Another is amnesty, a pathway to citizenship for undocumented persons who are here, have not committed violent crimes and can prove that they’ve been here for a certain amount of time. Even though only 20% of Latinos are born outside the United States, most of us are embedded in immigrant communities in one way or another. I’m multi-generation U.S., but my son’s father is a Mexican immigrant. We are connected with immigrants, and having amnesty would say, “you are part of our community.” You’re going to be able to stop living in the shadows. That would help all Latinos. So it’s a very different way of thinking about reparations than for slavery. Again, we’re looking at a different story of anti-Latino racism. And so what does that suggest in terms of what we might do as a society to make amends, repair the relationship and bring people into the fold as full-fledged Americans.

Who do you hope reads this book?

There are two main audiences that I had in mind. One is Latinos themselves, because there’s such a hunger for just more information and more knowledge.
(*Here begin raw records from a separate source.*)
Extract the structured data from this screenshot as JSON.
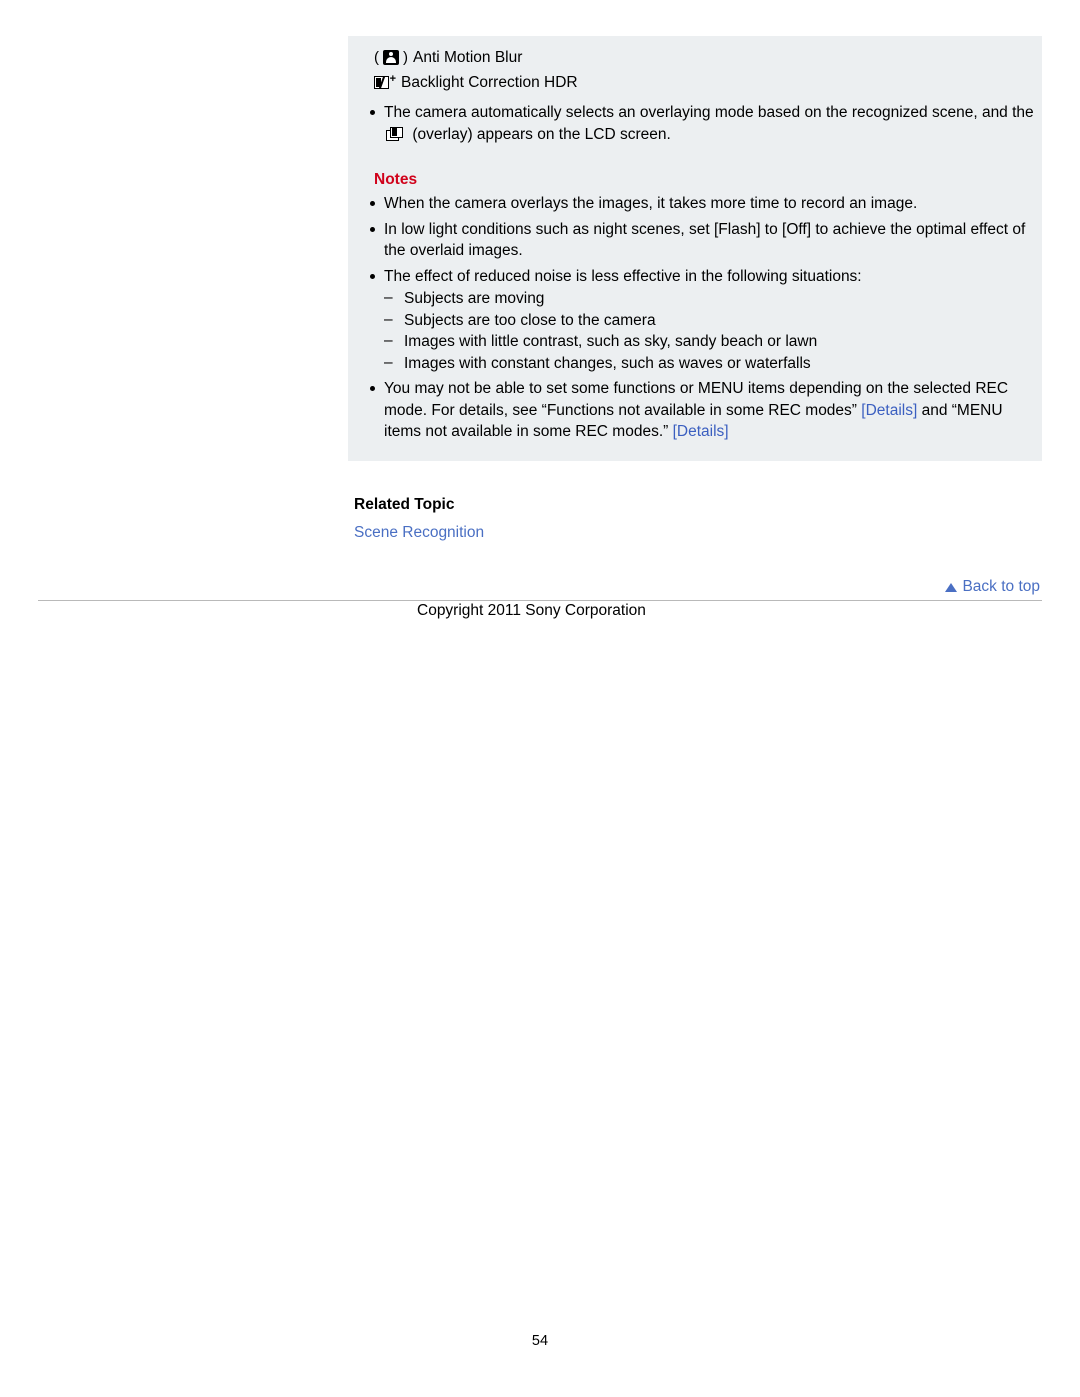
{
  "modes": [
    {
      "icon": "anti-motion-blur-icon",
      "label": "Anti Motion Blur"
    },
    {
      "icon": "backlight-correction-hdr-icon",
      "label": "Backlight Correction HDR"
    }
  ],
  "intro_bullet": {
    "text_before": "The camera automatically selects an overlaying mode based on the recognized scene, and the",
    "text_after": "(overlay) appears on the LCD screen."
  },
  "notes": {
    "title": "Notes",
    "items": [
      {
        "text": "When the camera overlays the images, it takes more time to record an image."
      },
      {
        "text": "In low light conditions such as night scenes, set [Flash] to [Off] to achieve the optimal effect of the overlaid images."
      },
      {
        "text": "The effect of reduced noise is less effective in the following situations:",
        "sub": [
          "Subjects are moving",
          "Subjects are too close to the camera",
          "Images with little contrast, such as sky, sandy beach or lawn",
          "Images with constant changes, such as waves or waterfalls"
        ]
      },
      {
        "text_part1": "You may not be able to set some functions or MENU items depending on the selected REC mode. For details, see “Functions not available in some REC modes” ",
        "link1": "[Details]",
        "text_part2": " and “MENU items not available in some REC modes.” ",
        "link2": "[Details]"
      }
    ]
  },
  "related": {
    "heading": "Related Topic",
    "link": "Scene Recognition"
  },
  "footer": {
    "back_to_top": "Back to top",
    "copyright": "Copyright 2011 Sony Corporation",
    "page_number": "54"
  },
  "colors": {
    "notes_red": "#d0021b",
    "link_blue": "#4a6fc3",
    "grey_block": "#eceff1"
  }
}
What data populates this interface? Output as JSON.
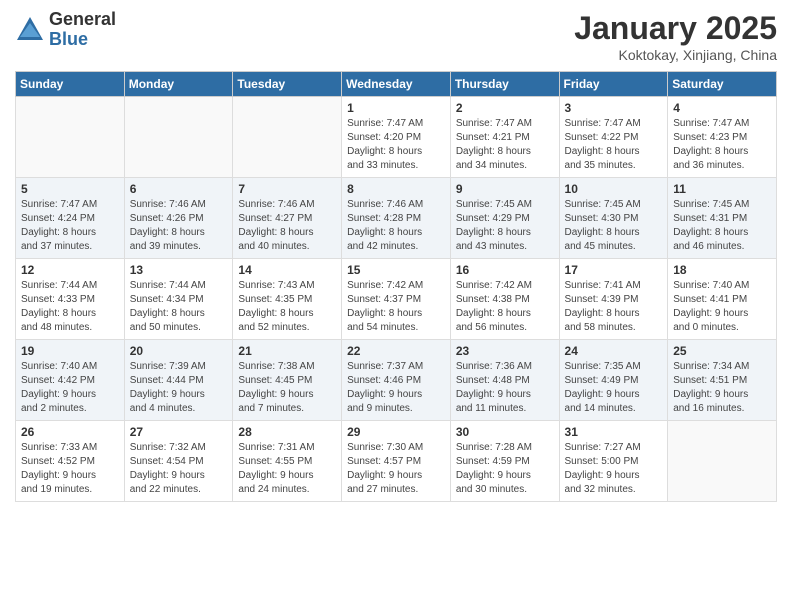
{
  "logo": {
    "general": "General",
    "blue": "Blue"
  },
  "header": {
    "month": "January 2025",
    "location": "Koktokay, Xinjiang, China"
  },
  "weekdays": [
    "Sunday",
    "Monday",
    "Tuesday",
    "Wednesday",
    "Thursday",
    "Friday",
    "Saturday"
  ],
  "weeks": [
    [
      {
        "num": "",
        "info": ""
      },
      {
        "num": "",
        "info": ""
      },
      {
        "num": "",
        "info": ""
      },
      {
        "num": "1",
        "info": "Sunrise: 7:47 AM\nSunset: 4:20 PM\nDaylight: 8 hours\nand 33 minutes."
      },
      {
        "num": "2",
        "info": "Sunrise: 7:47 AM\nSunset: 4:21 PM\nDaylight: 8 hours\nand 34 minutes."
      },
      {
        "num": "3",
        "info": "Sunrise: 7:47 AM\nSunset: 4:22 PM\nDaylight: 8 hours\nand 35 minutes."
      },
      {
        "num": "4",
        "info": "Sunrise: 7:47 AM\nSunset: 4:23 PM\nDaylight: 8 hours\nand 36 minutes."
      }
    ],
    [
      {
        "num": "5",
        "info": "Sunrise: 7:47 AM\nSunset: 4:24 PM\nDaylight: 8 hours\nand 37 minutes."
      },
      {
        "num": "6",
        "info": "Sunrise: 7:46 AM\nSunset: 4:26 PM\nDaylight: 8 hours\nand 39 minutes."
      },
      {
        "num": "7",
        "info": "Sunrise: 7:46 AM\nSunset: 4:27 PM\nDaylight: 8 hours\nand 40 minutes."
      },
      {
        "num": "8",
        "info": "Sunrise: 7:46 AM\nSunset: 4:28 PM\nDaylight: 8 hours\nand 42 minutes."
      },
      {
        "num": "9",
        "info": "Sunrise: 7:45 AM\nSunset: 4:29 PM\nDaylight: 8 hours\nand 43 minutes."
      },
      {
        "num": "10",
        "info": "Sunrise: 7:45 AM\nSunset: 4:30 PM\nDaylight: 8 hours\nand 45 minutes."
      },
      {
        "num": "11",
        "info": "Sunrise: 7:45 AM\nSunset: 4:31 PM\nDaylight: 8 hours\nand 46 minutes."
      }
    ],
    [
      {
        "num": "12",
        "info": "Sunrise: 7:44 AM\nSunset: 4:33 PM\nDaylight: 8 hours\nand 48 minutes."
      },
      {
        "num": "13",
        "info": "Sunrise: 7:44 AM\nSunset: 4:34 PM\nDaylight: 8 hours\nand 50 minutes."
      },
      {
        "num": "14",
        "info": "Sunrise: 7:43 AM\nSunset: 4:35 PM\nDaylight: 8 hours\nand 52 minutes."
      },
      {
        "num": "15",
        "info": "Sunrise: 7:42 AM\nSunset: 4:37 PM\nDaylight: 8 hours\nand 54 minutes."
      },
      {
        "num": "16",
        "info": "Sunrise: 7:42 AM\nSunset: 4:38 PM\nDaylight: 8 hours\nand 56 minutes."
      },
      {
        "num": "17",
        "info": "Sunrise: 7:41 AM\nSunset: 4:39 PM\nDaylight: 8 hours\nand 58 minutes."
      },
      {
        "num": "18",
        "info": "Sunrise: 7:40 AM\nSunset: 4:41 PM\nDaylight: 9 hours\nand 0 minutes."
      }
    ],
    [
      {
        "num": "19",
        "info": "Sunrise: 7:40 AM\nSunset: 4:42 PM\nDaylight: 9 hours\nand 2 minutes."
      },
      {
        "num": "20",
        "info": "Sunrise: 7:39 AM\nSunset: 4:44 PM\nDaylight: 9 hours\nand 4 minutes."
      },
      {
        "num": "21",
        "info": "Sunrise: 7:38 AM\nSunset: 4:45 PM\nDaylight: 9 hours\nand 7 minutes."
      },
      {
        "num": "22",
        "info": "Sunrise: 7:37 AM\nSunset: 4:46 PM\nDaylight: 9 hours\nand 9 minutes."
      },
      {
        "num": "23",
        "info": "Sunrise: 7:36 AM\nSunset: 4:48 PM\nDaylight: 9 hours\nand 11 minutes."
      },
      {
        "num": "24",
        "info": "Sunrise: 7:35 AM\nSunset: 4:49 PM\nDaylight: 9 hours\nand 14 minutes."
      },
      {
        "num": "25",
        "info": "Sunrise: 7:34 AM\nSunset: 4:51 PM\nDaylight: 9 hours\nand 16 minutes."
      }
    ],
    [
      {
        "num": "26",
        "info": "Sunrise: 7:33 AM\nSunset: 4:52 PM\nDaylight: 9 hours\nand 19 minutes."
      },
      {
        "num": "27",
        "info": "Sunrise: 7:32 AM\nSunset: 4:54 PM\nDaylight: 9 hours\nand 22 minutes."
      },
      {
        "num": "28",
        "info": "Sunrise: 7:31 AM\nSunset: 4:55 PM\nDaylight: 9 hours\nand 24 minutes."
      },
      {
        "num": "29",
        "info": "Sunrise: 7:30 AM\nSunset: 4:57 PM\nDaylight: 9 hours\nand 27 minutes."
      },
      {
        "num": "30",
        "info": "Sunrise: 7:28 AM\nSunset: 4:59 PM\nDaylight: 9 hours\nand 30 minutes."
      },
      {
        "num": "31",
        "info": "Sunrise: 7:27 AM\nSunset: 5:00 PM\nDaylight: 9 hours\nand 32 minutes."
      },
      {
        "num": "",
        "info": ""
      }
    ]
  ]
}
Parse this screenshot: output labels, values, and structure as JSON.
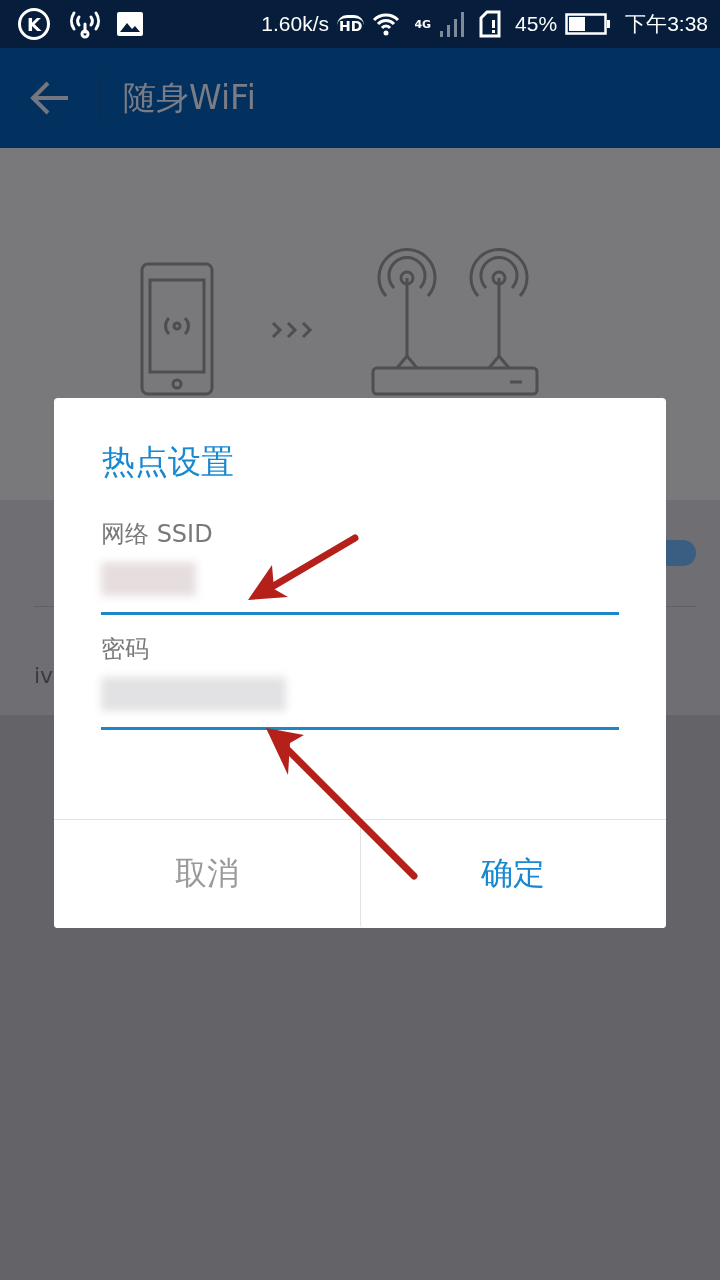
{
  "status_bar": {
    "app_badge": "K",
    "speed": "1.60k/s",
    "hd_label": "HD",
    "network_label": "4G",
    "battery": "45%",
    "time": "下午3:38"
  },
  "app_bar": {
    "title": "随身WiFi"
  },
  "background": {
    "row_2_subtitle": "iv",
    "toggle_on": true
  },
  "dialog": {
    "title": "热点设置",
    "fields": [
      {
        "label": "网络 SSID",
        "kind": "blurred"
      },
      {
        "label": "密码",
        "kind": "blurred"
      }
    ],
    "buttons": [
      {
        "label": "取消",
        "primary": false
      },
      {
        "label": "确定",
        "primary": true
      }
    ]
  }
}
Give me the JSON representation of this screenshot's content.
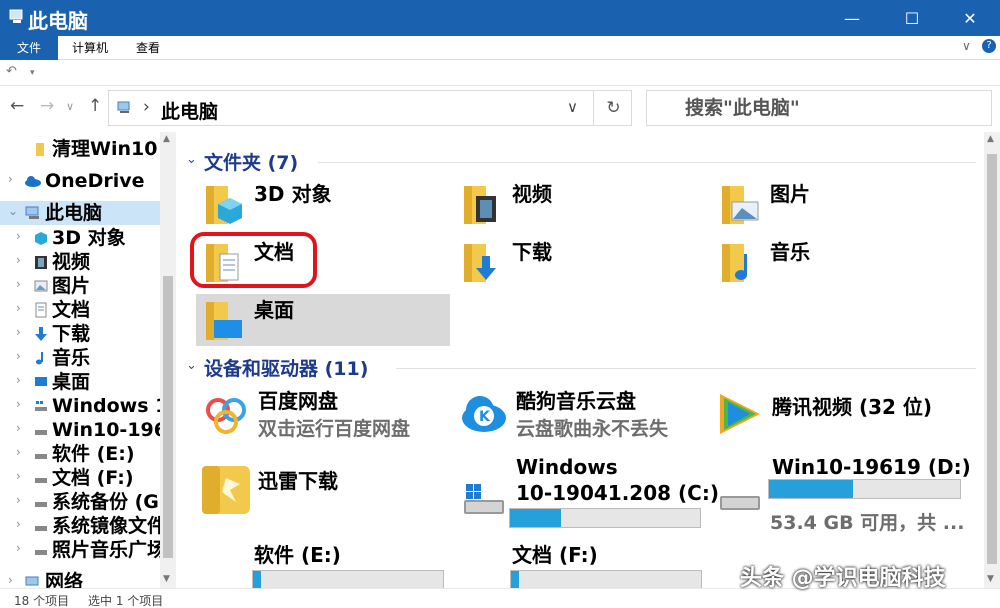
{
  "window": {
    "title": "此电脑",
    "controls": {
      "minimize": "—",
      "maximize": "☐",
      "close": "✕"
    }
  },
  "ribbon": {
    "tabs": [
      "文件",
      "计算机",
      "查看"
    ],
    "collapse_glyph": "∨",
    "help_glyph": "?"
  },
  "address": {
    "back": "←",
    "forward": "→",
    "recent": "∨",
    "up": "↑",
    "separator": "›",
    "crumb": "此电脑",
    "dropdown": "∨",
    "refresh": "↻"
  },
  "search": {
    "placeholder": "搜索\"此电脑\""
  },
  "sidebar": {
    "items": [
      {
        "label": "清理Win10",
        "icon": "folder-yellow-icon"
      },
      {
        "label": "OneDrive",
        "icon": "cloud-icon"
      },
      {
        "label": "此电脑",
        "icon": "computer-icon"
      },
      {
        "label": "3D 对象",
        "icon": "cube-icon"
      },
      {
        "label": "视频",
        "icon": "film-icon"
      },
      {
        "label": "图片",
        "icon": "picture-icon"
      },
      {
        "label": "文档",
        "icon": "document-icon"
      },
      {
        "label": "下载",
        "icon": "download-arrow-icon"
      },
      {
        "label": "音乐",
        "icon": "music-note-icon"
      },
      {
        "label": "桌面",
        "icon": "desktop-icon"
      },
      {
        "label": "Windows 1",
        "icon": "windows-drive-icon"
      },
      {
        "label": "Win10-196",
        "icon": "drive-icon"
      },
      {
        "label": "软件 (E:)",
        "icon": "drive-icon"
      },
      {
        "label": "文档 (F:)",
        "icon": "drive-icon"
      },
      {
        "label": "系统备份 (G",
        "icon": "drive-icon"
      },
      {
        "label": "系统镜像文件",
        "icon": "drive-icon"
      },
      {
        "label": "照片音乐广场",
        "icon": "drive-icon"
      },
      {
        "label": "网络",
        "icon": "network-icon"
      }
    ]
  },
  "folders": {
    "header": "文件夹 (7)",
    "items": [
      {
        "name": "3D 对象",
        "icon": "cube-folder-icon"
      },
      {
        "name": "视频",
        "icon": "video-folder-icon"
      },
      {
        "name": "图片",
        "icon": "pictures-folder-icon"
      },
      {
        "name": "文档",
        "icon": "documents-folder-icon"
      },
      {
        "name": "下载",
        "icon": "downloads-folder-icon"
      },
      {
        "name": "音乐",
        "icon": "music-folder-icon"
      },
      {
        "name": "桌面",
        "icon": "desktop-folder-icon"
      }
    ]
  },
  "devices": {
    "header": "设备和驱动器 (11)",
    "items": [
      {
        "name": "百度网盘",
        "sub": "双击运行百度网盘",
        "icon": "baidu-netdisk-icon"
      },
      {
        "name": "酷狗音乐云盘",
        "sub": "云盘歌曲永不丢失",
        "icon": "kugou-icon"
      },
      {
        "name": "腾讯视频 (32 位)",
        "sub": "",
        "icon": "tencent-video-icon"
      },
      {
        "name": "迅雷下载",
        "sub": "",
        "icon": "xunlei-icon"
      },
      {
        "name_line1": "Windows",
        "name_line2": "10-19041.208 (C:)",
        "usage": 0.27,
        "icon": "windows-drive-icon"
      },
      {
        "name": "Win10-19619 (D:)",
        "free": "53.4 GB 可用，共 ...",
        "usage": 0.44,
        "icon": "hard-drive-icon"
      },
      {
        "name": "软件 (E:)",
        "usage": 0.04,
        "icon": "hard-drive-icon"
      },
      {
        "name": "文档 (F:)",
        "usage": 0.04,
        "icon": "hard-drive-icon"
      }
    ]
  },
  "status": {
    "count": "18 个项目",
    "selected": "选中 1 个项目"
  },
  "watermark": "头条 @学识电脑科技",
  "colors": {
    "titlebar": "#1a61b0",
    "selection": "#cce4f7",
    "usage_bar": "#26a0da",
    "highlight": "#e0141b"
  }
}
Who are we? Where do we come from? How did things get this way? And it’s not only from college students. It’s people of all ages. I saw with my last book, “Manifest Destiny,” that there’s a real hunger. The other audience is people who don’t really have any knowledge about Latinos, or a very cursory understanding. This happens to include a lot of people in the media, in particular the East Coast and Midwest. And sometimes we don’t do a very good job in California either, in terms of our homework on these things. But in particular in the East Coast, I think where it’s very much a Black/white kind of framing, I would really like this book to reach those folks.